■ Data supplied ■

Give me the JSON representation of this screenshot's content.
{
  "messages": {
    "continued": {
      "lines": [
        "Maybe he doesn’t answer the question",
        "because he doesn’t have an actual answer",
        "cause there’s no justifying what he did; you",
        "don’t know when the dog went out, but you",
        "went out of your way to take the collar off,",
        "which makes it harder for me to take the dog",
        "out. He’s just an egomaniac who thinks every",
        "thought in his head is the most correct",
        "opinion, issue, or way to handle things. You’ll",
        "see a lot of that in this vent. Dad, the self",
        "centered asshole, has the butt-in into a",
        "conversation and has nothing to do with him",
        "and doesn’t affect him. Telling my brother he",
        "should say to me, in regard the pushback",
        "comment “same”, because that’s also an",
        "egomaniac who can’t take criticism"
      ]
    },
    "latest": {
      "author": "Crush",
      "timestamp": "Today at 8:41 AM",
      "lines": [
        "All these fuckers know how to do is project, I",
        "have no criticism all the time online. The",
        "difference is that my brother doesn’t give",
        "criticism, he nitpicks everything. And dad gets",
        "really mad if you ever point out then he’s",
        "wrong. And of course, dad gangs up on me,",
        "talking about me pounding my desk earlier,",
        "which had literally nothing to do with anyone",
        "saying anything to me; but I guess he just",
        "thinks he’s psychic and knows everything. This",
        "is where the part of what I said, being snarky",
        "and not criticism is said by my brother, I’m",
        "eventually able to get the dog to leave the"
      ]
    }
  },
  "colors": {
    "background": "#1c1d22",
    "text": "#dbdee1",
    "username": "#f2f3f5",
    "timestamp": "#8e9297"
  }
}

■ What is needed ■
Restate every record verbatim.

■ Solution for this exercise ■
Give me the JSON representation of this screenshot's content.
{
  "messages": {
    "continued": {
      "lines": [
        "Maybe he doesn’t answer the question",
        "because he doesn’t have an actual answer",
        "cause there’s no justifying what he did; you",
        "don’t know when the dog went out, but you",
        "went out of your way to take the collar off,",
        "which makes it harder for me to take the dog",
        "out. He’s just an egomaniac who thinks every",
        "thought in his head is the most correct",
        "opinion, issue, or way to handle things. You’ll",
        "see a lot of that in this vent. Dad, the self",
        "centered asshole, has the butt-in into a",
        "conversation and has nothing to do with him",
        "and doesn’t affect him. Telling my brother he",
        "should say to me, in regard the pushback",
        "comment “same”, because that’s also an",
        "egomaniac who can’t take criticism"
      ]
    },
    "latest": {
      "author": "Crush",
      "timestamp": "Today at 8:41 AM",
      "lines": [
        "All these fuckers know how to do is project, I",
        "have no criticism all the time online. The",
        "difference is that my brother doesn’t give",
        "criticism, he nitpicks everything. And dad gets",
        "really mad if you ever point out then he’s",
        "wrong. And of course, dad gangs up on me,",
        "talking about me pounding my desk earlier,",
        "which had literally nothing to do with anyone",
        "saying anything to me; but I guess he just",
        "thinks he’s psychic and knows everything. This",
        "is where the part of what I said, being snarky",
        "and not criticism is said by my brother, I’m",
        "eventually able to get the dog to leave the"
      ]
    }
  },
  "colors": {
    "background": "#1c1d22",
    "text": "#dbdee1",
    "username": "#f2f3f5",
    "timestamp": "#8e9297"
  }
}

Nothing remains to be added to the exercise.